Aim of the exercise:
Find and copy each line of the records where the string "will" shows up.

Records provided:
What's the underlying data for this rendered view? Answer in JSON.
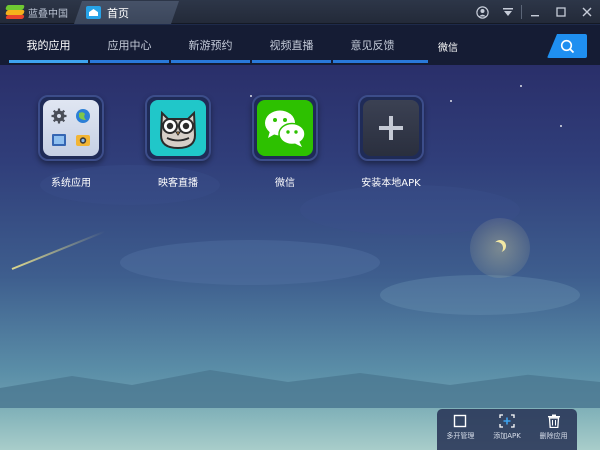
{
  "titlebar": {
    "brand": "蓝叠中国",
    "home_tab": "首页"
  },
  "nav": {
    "tabs": [
      {
        "label": "我的应用"
      },
      {
        "label": "应用中心"
      },
      {
        "label": "新游预约"
      },
      {
        "label": "视频直播"
      },
      {
        "label": "意见反馈"
      }
    ],
    "active_index": 0
  },
  "search": {
    "value": "微信"
  },
  "apps": [
    {
      "label": "系统应用",
      "icon": "folder-icon"
    },
    {
      "label": "映客直播",
      "icon": "owl-icon"
    },
    {
      "label": "微信",
      "icon": "wechat-icon"
    },
    {
      "label": "安装本地APK",
      "icon": "plus-icon"
    }
  ],
  "toolbar": {
    "multi_open": "多开管理",
    "add_apk": "添加APK",
    "delete_app": "删除应用"
  },
  "colors": {
    "accent": "#1f8ff0",
    "tab_underline": "#2979d9",
    "wechat": "#2dc100",
    "owl_bg": "#20c7c9"
  }
}
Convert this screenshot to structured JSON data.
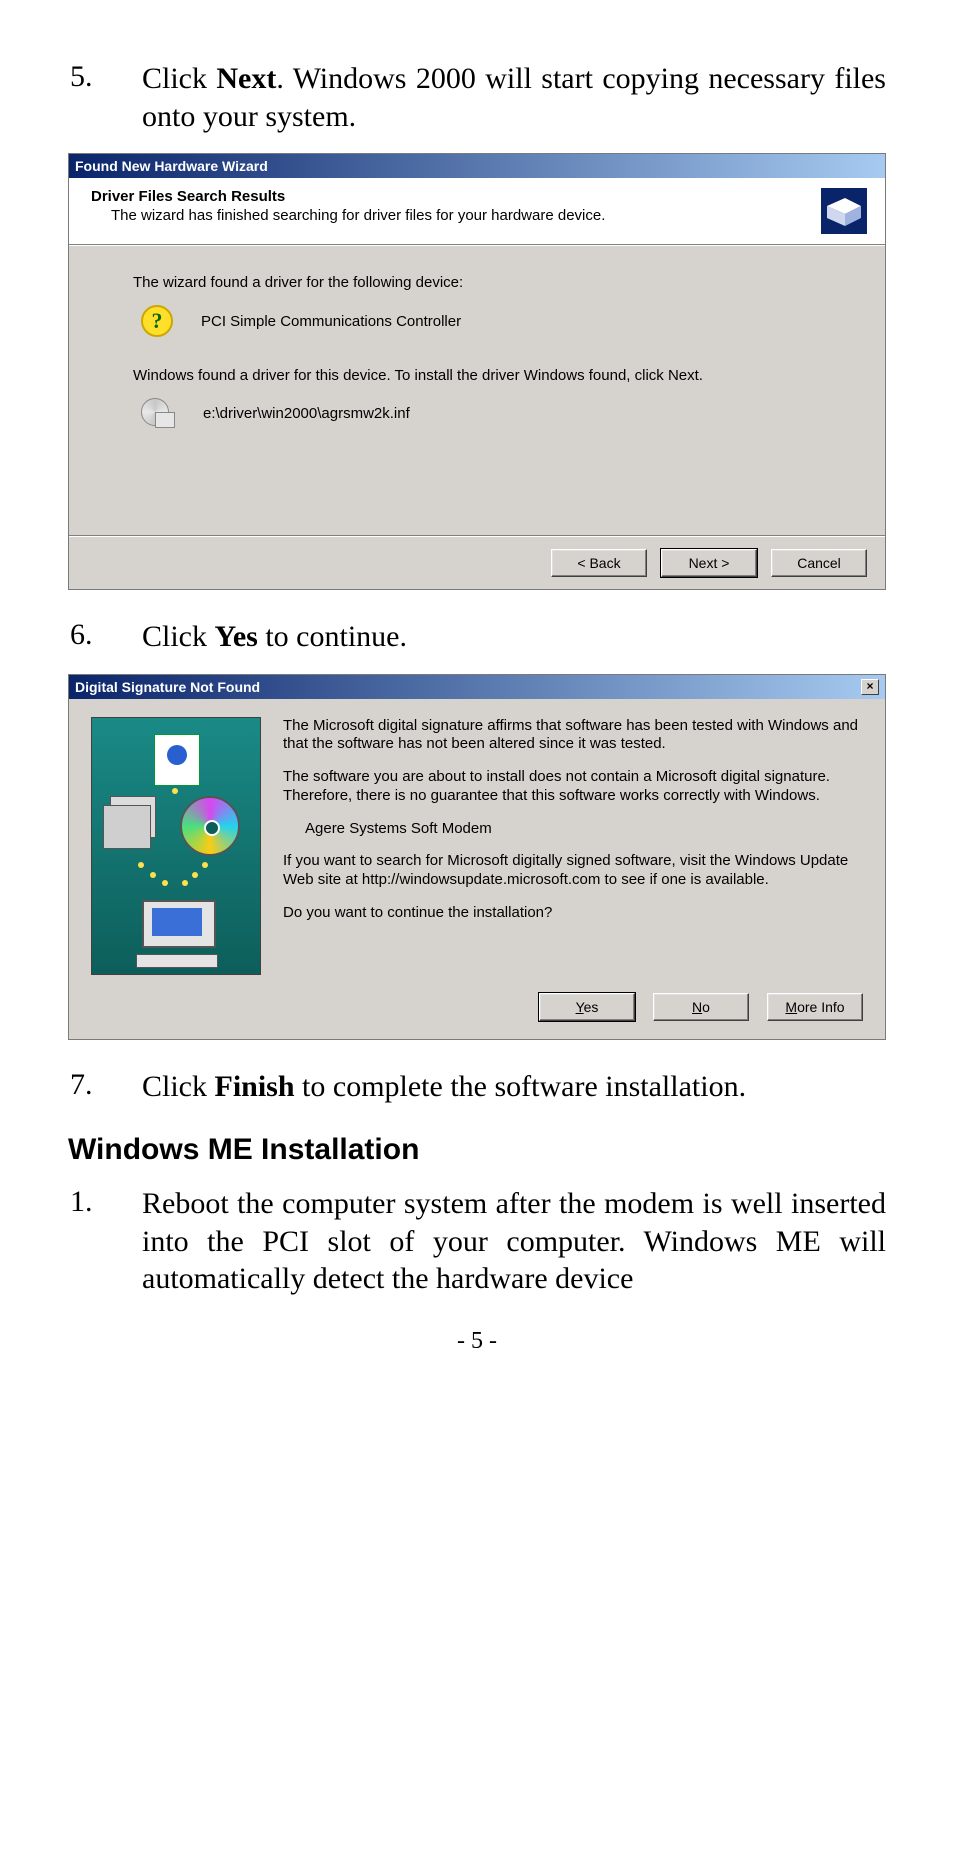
{
  "steps_a": [
    {
      "num": "5.",
      "parts": [
        "Click ",
        {
          "b": "Next"
        },
        ".   Windows 2000 will start copying necessary files onto your system."
      ]
    },
    {
      "num": "6.",
      "parts": [
        "Click ",
        {
          "b": "Yes"
        },
        " to continue."
      ]
    },
    {
      "num": "7.",
      "parts": [
        "Click ",
        {
          "b": "Finish"
        },
        " to complete the software installation."
      ]
    }
  ],
  "section_heading": "Windows ME Installation",
  "steps_b": [
    {
      "num": "1.",
      "parts": [
        "Reboot the computer system after the modem is well inserted into the PCI slot of your computer. Windows ME will automatically detect the hardware device"
      ]
    }
  ],
  "page_number": "- 5 -",
  "dialog1": {
    "title": "Found New Hardware Wizard",
    "header_title": "Driver Files Search Results",
    "header_sub": "The wizard has finished searching for driver files for your hardware device.",
    "line1": "The wizard found a driver for the following device:",
    "device_name": "PCI Simple Communications Controller",
    "line2": "Windows found a driver for this device. To install the driver Windows found, click Next.",
    "inf_path": "e:\\driver\\win2000\\agrsmw2k.inf",
    "buttons": {
      "back": "< Back",
      "next": "Next >",
      "cancel": "Cancel"
    }
  },
  "dialog2": {
    "title": "Digital Signature Not Found",
    "p1": "The Microsoft digital signature affirms that software has been tested with Windows and that the software has not been altered since it was tested.",
    "p2": "The software you are about to install does not contain a Microsoft digital signature. Therefore,  there is no guarantee that this software works correctly with Windows.",
    "device_name": "Agere Systems Soft Modem",
    "p3": "If you want to search for Microsoft digitally signed software, visit the Windows Update Web site at http://windowsupdate.microsoft.com to see if one is available.",
    "p4": "Do you want to continue the installation?",
    "buttons": {
      "yes": "Yes",
      "no": "No",
      "more": "More Info"
    }
  }
}
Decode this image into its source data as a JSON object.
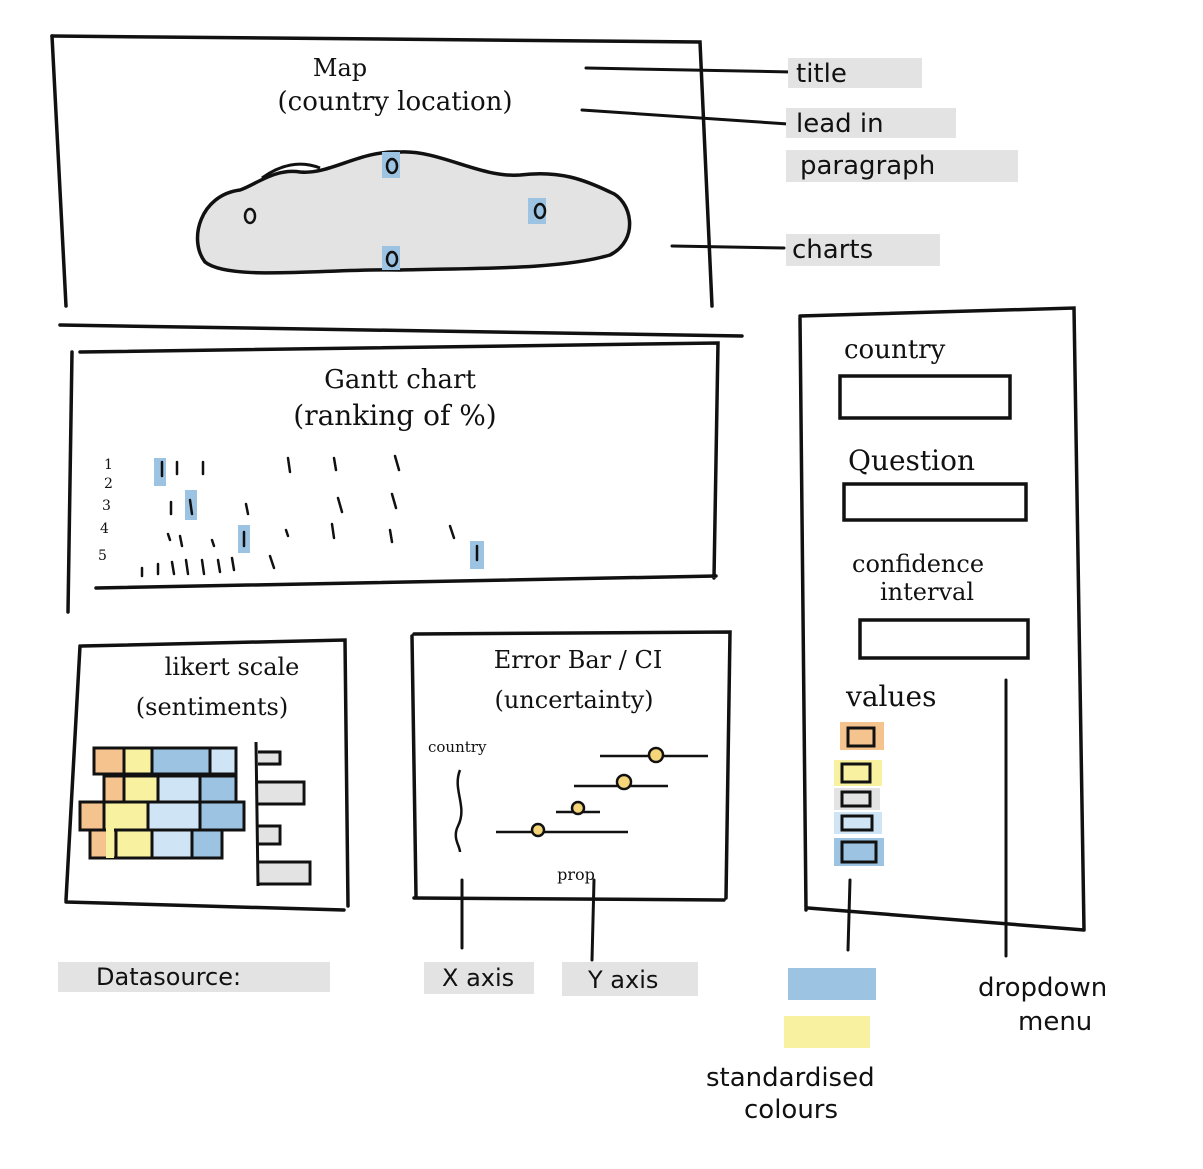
{
  "map_panel": {
    "title": "Map",
    "subtitle": "(country location)"
  },
  "gantt_panel": {
    "title": "Gantt chart",
    "subtitle": "(ranking of %)",
    "rank_labels": [
      "1",
      "2",
      "3",
      "4",
      "5"
    ]
  },
  "likert_panel": {
    "title": "likert scale",
    "subtitle": "(sentiments)"
  },
  "errorbar_panel": {
    "title": "Error Bar / CI",
    "subtitle": "(uncertainty)",
    "y_label": "country",
    "x_label": "prop"
  },
  "sidebar": {
    "country_label": "country",
    "question_label": "Question",
    "ci_label_line1": "confidence",
    "ci_label_line2": "interval",
    "values_label": "values"
  },
  "annotations": {
    "title": "title",
    "lead_in_line1": "lead in",
    "lead_in_line2": "paragraph",
    "charts": "charts",
    "data_source": "Datasource:",
    "x_axis": "X axis",
    "y_axis": "Y axis",
    "dropdown_line1": "dropdown",
    "dropdown_line2": "menu",
    "standardised_line1": "standardised",
    "standardised_line2": "colours"
  },
  "colors": {
    "blue": "#9dc3e3",
    "light_blue": "#cfe4f5",
    "yellow": "#f8f2a0",
    "orange": "#f5c48e",
    "grey": "#e3e3e3",
    "ink": "#111111"
  },
  "icons": [
    "map-blob-icon",
    "map-marker-icon"
  ]
}
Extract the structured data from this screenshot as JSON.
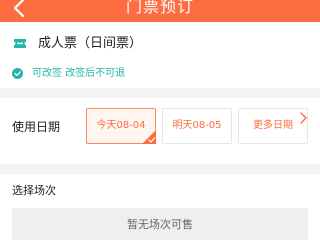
{
  "header": {
    "title": "门票预订"
  },
  "ticket": {
    "name": "成人票（日间票）",
    "policy": "可改签 改签后不可退"
  },
  "date_section": {
    "label": "使用日期",
    "options": [
      {
        "label": "今天08-04",
        "selected": true
      },
      {
        "label": "明天08-05",
        "selected": false
      },
      {
        "label": "更多日期",
        "selected": false
      }
    ]
  },
  "session_section": {
    "label": "选择场次",
    "empty_text": "暂无场次可售"
  },
  "colors": {
    "brand": "#fe6d3f",
    "policy_green": "#23b6a8"
  }
}
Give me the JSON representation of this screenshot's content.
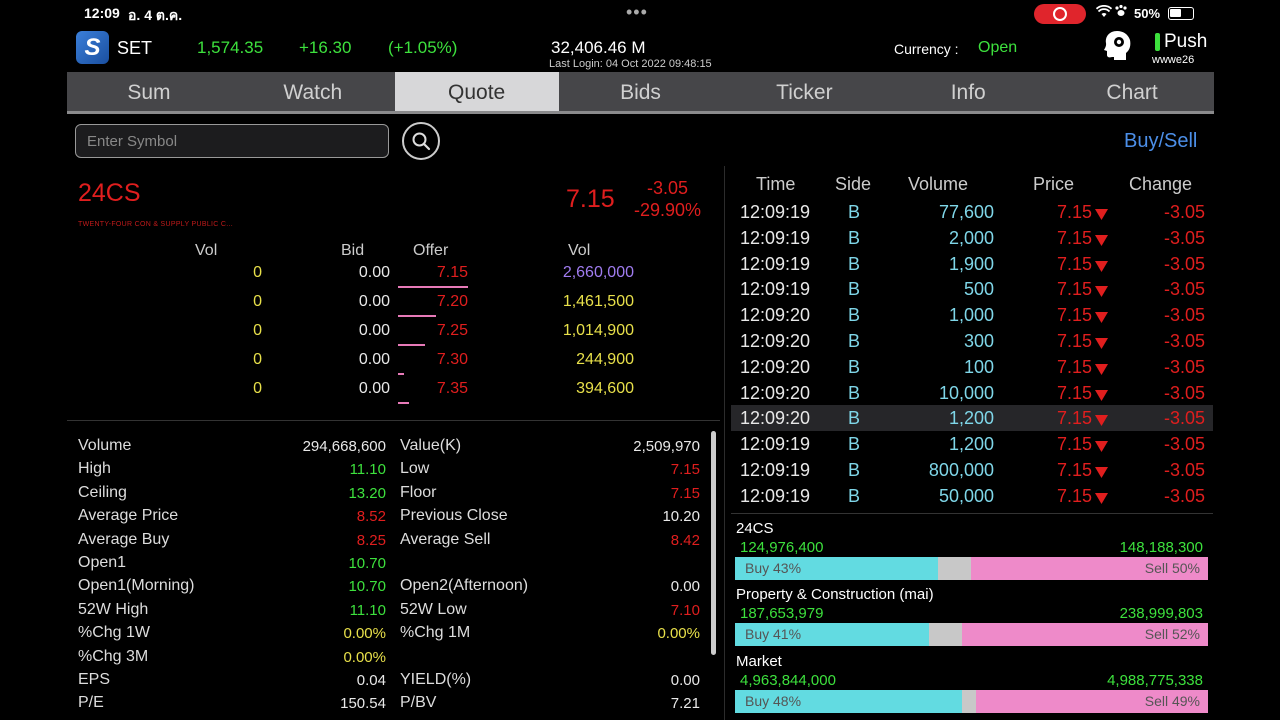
{
  "status": {
    "time": "12:09",
    "date": "อ. 4 ต.ค.",
    "battery": "50%"
  },
  "header": {
    "market": "SET",
    "index_value": "1,574.35",
    "index_change": "+16.30",
    "index_pct": "(+1.05%)",
    "market_value": "32,406.46 M",
    "last_login": "Last Login: 04 Oct 2022 09:48:15",
    "currency_label": "Currency :",
    "currency_value": "Open",
    "push_label": "Push",
    "user_id": "wwwe26"
  },
  "tabs": [
    "Sum",
    "Watch",
    "Quote",
    "Bids",
    "Ticker",
    "Info",
    "Chart"
  ],
  "active_tab": "Quote",
  "search": {
    "placeholder": "Enter Symbol"
  },
  "buysell_label": "Buy/Sell",
  "symbol": {
    "code": "24CS",
    "fullname": "TWENTY-FOUR CON & SUPPLY PUBLIC C...",
    "last": "7.15",
    "change": "-3.05",
    "pct": "-29.90%"
  },
  "bidoffer": {
    "headers": [
      "Vol",
      "Bid",
      "Offer",
      "Vol"
    ],
    "rows": [
      {
        "bid_vol": "0",
        "bid": "0.00",
        "offer": "7.15",
        "offer_vol": "2,660,000",
        "bar": 0.26
      },
      {
        "bid_vol": "0",
        "bid": "0.00",
        "offer": "7.20",
        "offer_vol": "1,461,500",
        "bar": 0.14
      },
      {
        "bid_vol": "0",
        "bid": "0.00",
        "offer": "7.25",
        "offer_vol": "1,014,900",
        "bar": 0.1
      },
      {
        "bid_vol": "0",
        "bid": "0.00",
        "offer": "7.30",
        "offer_vol": "244,900",
        "bar": 0.02
      },
      {
        "bid_vol": "0",
        "bid": "0.00",
        "offer": "7.35",
        "offer_vol": "394,600",
        "bar": 0.04
      }
    ]
  },
  "stats": {
    "left": [
      {
        "label": "Volume",
        "value": "294,668,600",
        "color": "#e8e8e8"
      },
      {
        "label": "High",
        "value": "11.10",
        "color": "#3de13d"
      },
      {
        "label": "Ceiling",
        "value": "13.20",
        "color": "#3de13d"
      },
      {
        "label": "Average Price",
        "value": "8.52",
        "color": "#e01e1e"
      },
      {
        "label": "Average Buy",
        "value": "8.25",
        "color": "#e01e1e"
      },
      {
        "label": "Open1",
        "value": "10.70",
        "color": "#3de13d"
      },
      {
        "label": "Open1(Morning)",
        "value": "10.70",
        "color": "#3de13d"
      },
      {
        "label": "52W High",
        "value": "11.10",
        "color": "#3de13d"
      },
      {
        "label": "%Chg 1W",
        "value": "0.00%",
        "color": "#e8e04a"
      },
      {
        "label": "%Chg 3M",
        "value": "0.00%",
        "color": "#e8e04a"
      },
      {
        "label": "EPS",
        "value": "0.04",
        "color": "#e8e8e8"
      },
      {
        "label": "P/E",
        "value": "150.54",
        "color": "#e8e8e8"
      }
    ],
    "right": [
      {
        "label": "Value(K)",
        "value": "2,509,970",
        "color": "#e8e8e8"
      },
      {
        "label": "Low",
        "value": "7.15",
        "color": "#e01e1e"
      },
      {
        "label": "Floor",
        "value": "7.15",
        "color": "#e01e1e"
      },
      {
        "label": "Previous Close",
        "value": "10.20",
        "color": "#e8e8e8"
      },
      {
        "label": "Average Sell",
        "value": "8.42",
        "color": "#e01e1e"
      },
      {
        "label": "",
        "value": "",
        "color": "#e8e8e8"
      },
      {
        "label": "Open2(Afternoon)",
        "value": "0.00",
        "color": "#e8e8e8"
      },
      {
        "label": "52W Low",
        "value": "7.10",
        "color": "#e01e1e"
      },
      {
        "label": "%Chg 1M",
        "value": "0.00%",
        "color": "#e8e04a"
      },
      {
        "label": "",
        "value": "",
        "color": "#e8e8e8"
      },
      {
        "label": "YIELD(%)",
        "value": "0.00",
        "color": "#e8e8e8"
      },
      {
        "label": "P/BV",
        "value": "7.21",
        "color": "#e8e8e8"
      }
    ]
  },
  "ticker": {
    "headers": [
      "Time",
      "Side",
      "Volume",
      "Price",
      "Change"
    ],
    "rows": [
      {
        "time": "12:09:19",
        "side": "B",
        "volume": "77,600",
        "price": "7.15",
        "change": "-3.05"
      },
      {
        "time": "12:09:19",
        "side": "B",
        "volume": "2,000",
        "price": "7.15",
        "change": "-3.05"
      },
      {
        "time": "12:09:19",
        "side": "B",
        "volume": "1,900",
        "price": "7.15",
        "change": "-3.05"
      },
      {
        "time": "12:09:19",
        "side": "B",
        "volume": "500",
        "price": "7.15",
        "change": "-3.05"
      },
      {
        "time": "12:09:20",
        "side": "B",
        "volume": "1,000",
        "price": "7.15",
        "change": "-3.05"
      },
      {
        "time": "12:09:20",
        "side": "B",
        "volume": "300",
        "price": "7.15",
        "change": "-3.05"
      },
      {
        "time": "12:09:20",
        "side": "B",
        "volume": "100",
        "price": "7.15",
        "change": "-3.05"
      },
      {
        "time": "12:09:20",
        "side": "B",
        "volume": "10,000",
        "price": "7.15",
        "change": "-3.05"
      },
      {
        "time": "12:09:20",
        "side": "B",
        "volume": "1,200",
        "price": "7.15",
        "change": "-3.05"
      },
      {
        "time": "12:09:19",
        "side": "B",
        "volume": "1,200",
        "price": "7.15",
        "change": "-3.05"
      },
      {
        "time": "12:09:19",
        "side": "B",
        "volume": "800,000",
        "price": "7.15",
        "change": "-3.05"
      },
      {
        "time": "12:09:19",
        "side": "B",
        "volume": "50,000",
        "price": "7.15",
        "change": "-3.05"
      }
    ]
  },
  "volume_bars": [
    {
      "label": "24CS",
      "buy_value": "124,976,400",
      "sell_value": "148,188,300",
      "buy_text": "Buy 43%",
      "sell_text": "Sell 50%",
      "buy_frac": 0.43,
      "sell_frac": 0.5
    },
    {
      "label": "Property & Construction (mai)",
      "buy_value": "187,653,979",
      "sell_value": "238,999,803",
      "buy_text": "Buy 41%",
      "sell_text": "Sell 52%",
      "buy_frac": 0.41,
      "sell_frac": 0.52
    },
    {
      "label": "Market",
      "buy_value": "4,963,844,000",
      "sell_value": "4,988,775,338",
      "buy_text": "Buy 48%",
      "sell_text": "Sell 49%",
      "buy_frac": 0.48,
      "sell_frac": 0.49
    }
  ]
}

Answer to this problem:
        ".   Windows 2000 will start copying necessary files onto your system."
        "Reboot the computer system after the modem is well inserted into the PCI slot of your computer. Windows ME will automatically detect the hardware device"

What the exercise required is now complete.